**Problem requirements**
Give the data again exactly as it is written.

(Source records)
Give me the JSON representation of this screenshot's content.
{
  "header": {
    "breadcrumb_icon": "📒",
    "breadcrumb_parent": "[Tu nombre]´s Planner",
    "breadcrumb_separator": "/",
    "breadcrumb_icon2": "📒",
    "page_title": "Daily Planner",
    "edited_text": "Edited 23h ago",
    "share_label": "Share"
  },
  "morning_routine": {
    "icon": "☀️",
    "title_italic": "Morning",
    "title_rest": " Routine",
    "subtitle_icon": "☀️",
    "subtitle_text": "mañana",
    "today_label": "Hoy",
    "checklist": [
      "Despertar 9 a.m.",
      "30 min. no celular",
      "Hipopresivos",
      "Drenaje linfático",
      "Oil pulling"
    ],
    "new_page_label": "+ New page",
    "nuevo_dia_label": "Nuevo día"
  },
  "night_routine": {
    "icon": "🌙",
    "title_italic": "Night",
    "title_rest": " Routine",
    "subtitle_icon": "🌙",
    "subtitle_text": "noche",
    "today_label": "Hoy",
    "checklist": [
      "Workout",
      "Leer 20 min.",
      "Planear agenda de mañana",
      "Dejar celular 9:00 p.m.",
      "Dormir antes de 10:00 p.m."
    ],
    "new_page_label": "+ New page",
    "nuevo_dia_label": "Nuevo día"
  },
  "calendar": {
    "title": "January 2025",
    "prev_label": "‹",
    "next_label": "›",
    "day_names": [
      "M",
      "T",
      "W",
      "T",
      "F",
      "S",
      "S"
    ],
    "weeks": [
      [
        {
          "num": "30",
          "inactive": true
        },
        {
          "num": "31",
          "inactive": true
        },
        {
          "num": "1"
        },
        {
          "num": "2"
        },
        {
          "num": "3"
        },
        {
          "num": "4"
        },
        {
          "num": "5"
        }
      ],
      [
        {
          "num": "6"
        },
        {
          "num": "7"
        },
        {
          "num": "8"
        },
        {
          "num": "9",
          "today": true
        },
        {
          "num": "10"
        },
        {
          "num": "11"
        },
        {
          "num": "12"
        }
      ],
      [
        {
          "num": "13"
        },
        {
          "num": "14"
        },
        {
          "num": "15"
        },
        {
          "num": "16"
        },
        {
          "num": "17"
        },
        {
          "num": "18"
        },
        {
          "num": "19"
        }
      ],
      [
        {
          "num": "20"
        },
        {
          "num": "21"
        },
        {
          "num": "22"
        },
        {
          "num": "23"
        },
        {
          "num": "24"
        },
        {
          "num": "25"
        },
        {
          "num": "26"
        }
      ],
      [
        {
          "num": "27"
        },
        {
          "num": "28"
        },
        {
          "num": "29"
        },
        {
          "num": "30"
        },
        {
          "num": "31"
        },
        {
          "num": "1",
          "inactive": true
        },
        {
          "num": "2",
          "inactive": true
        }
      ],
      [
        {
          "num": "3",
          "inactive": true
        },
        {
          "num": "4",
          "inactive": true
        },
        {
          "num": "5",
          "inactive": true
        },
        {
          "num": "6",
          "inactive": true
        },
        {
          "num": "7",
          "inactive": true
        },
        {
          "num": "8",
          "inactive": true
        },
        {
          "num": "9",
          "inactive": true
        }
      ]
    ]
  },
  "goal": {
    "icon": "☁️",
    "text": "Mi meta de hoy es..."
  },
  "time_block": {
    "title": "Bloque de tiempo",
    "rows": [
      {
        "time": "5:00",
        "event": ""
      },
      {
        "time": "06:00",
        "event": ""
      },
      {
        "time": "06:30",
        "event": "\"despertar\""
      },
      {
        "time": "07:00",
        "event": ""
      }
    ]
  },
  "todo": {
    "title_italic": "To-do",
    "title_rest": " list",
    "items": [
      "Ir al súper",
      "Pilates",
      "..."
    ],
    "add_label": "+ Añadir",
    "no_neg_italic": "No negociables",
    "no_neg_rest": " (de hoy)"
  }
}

**Task output**
Give me the JSON representation of this screenshot's content.
{
  "header": {
    "breadcrumb_icon": "📒",
    "breadcrumb_parent": "[Tu nombre]´s Planner",
    "breadcrumb_separator": "/",
    "breadcrumb_icon2": "📒",
    "page_title": "Daily Planner",
    "edited_text": "Edited 23h ago",
    "share_label": "Share"
  },
  "morning_routine": {
    "icon": "☀️",
    "title_italic": "Morning",
    "title_rest": " Routine",
    "subtitle_icon": "☀️",
    "subtitle_text": "mañana",
    "today_label": "Hoy",
    "checklist": [
      "Despertar 9 a.m.",
      "30 min. no celular",
      "Hipopresivos",
      "Drenaje linfático",
      "Oil pulling"
    ],
    "new_page_label": "+ New page",
    "nuevo_dia_label": "Nuevo día"
  },
  "night_routine": {
    "icon": "🌙",
    "title_italic": "Night",
    "title_rest": " Routine",
    "subtitle_icon": "🌙",
    "subtitle_text": "noche",
    "today_label": "Hoy",
    "checklist": [
      "Workout",
      "Leer 20 min.",
      "Planear agenda de mañana",
      "Dejar celular 9:00 p.m.",
      "Dormir antes de 10:00 p.m."
    ],
    "new_page_label": "+ New page",
    "nuevo_dia_label": "Nuevo día"
  },
  "calendar": {
    "title": "January 2025",
    "prev_label": "‹",
    "next_label": "›",
    "day_names": [
      "M",
      "T",
      "W",
      "T",
      "F",
      "S",
      "S"
    ],
    "weeks": [
      [
        {
          "num": "30",
          "inactive": true
        },
        {
          "num": "31",
          "inactive": true
        },
        {
          "num": "1"
        },
        {
          "num": "2"
        },
        {
          "num": "3"
        },
        {
          "num": "4"
        },
        {
          "num": "5"
        }
      ],
      [
        {
          "num": "6"
        },
        {
          "num": "7"
        },
        {
          "num": "8"
        },
        {
          "num": "9",
          "today": true
        },
        {
          "num": "10"
        },
        {
          "num": "11"
        },
        {
          "num": "12"
        }
      ],
      [
        {
          "num": "13"
        },
        {
          "num": "14"
        },
        {
          "num": "15"
        },
        {
          "num": "16"
        },
        {
          "num": "17"
        },
        {
          "num": "18"
        },
        {
          "num": "19"
        }
      ],
      [
        {
          "num": "20"
        },
        {
          "num": "21"
        },
        {
          "num": "22"
        },
        {
          "num": "23"
        },
        {
          "num": "24"
        },
        {
          "num": "25"
        },
        {
          "num": "26"
        }
      ],
      [
        {
          "num": "27"
        },
        {
          "num": "28"
        },
        {
          "num": "29"
        },
        {
          "num": "30"
        },
        {
          "num": "31"
        },
        {
          "num": "1",
          "inactive": true
        },
        {
          "num": "2",
          "inactive": true
        }
      ],
      [
        {
          "num": "3",
          "inactive": true
        },
        {
          "num": "4",
          "inactive": true
        },
        {
          "num": "5",
          "inactive": true
        },
        {
          "num": "6",
          "inactive": true
        },
        {
          "num": "7",
          "inactive": true
        },
        {
          "num": "8",
          "inactive": true
        },
        {
          "num": "9",
          "inactive": true
        }
      ]
    ]
  },
  "goal": {
    "icon": "☁️",
    "text": "Mi meta de hoy es..."
  },
  "time_block": {
    "title": "Bloque de tiempo",
    "rows": [
      {
        "time": "5:00",
        "event": ""
      },
      {
        "time": "06:00",
        "event": ""
      },
      {
        "time": "06:30",
        "event": "\"despertar\""
      },
      {
        "time": "07:00",
        "event": ""
      }
    ]
  },
  "todo": {
    "title_italic": "To-do",
    "title_rest": " list",
    "items": [
      "Ir al súper",
      "Pilates",
      "..."
    ],
    "add_label": "+ Añadir",
    "no_neg_italic": "No negociables",
    "no_neg_rest": " (de hoy)"
  }
}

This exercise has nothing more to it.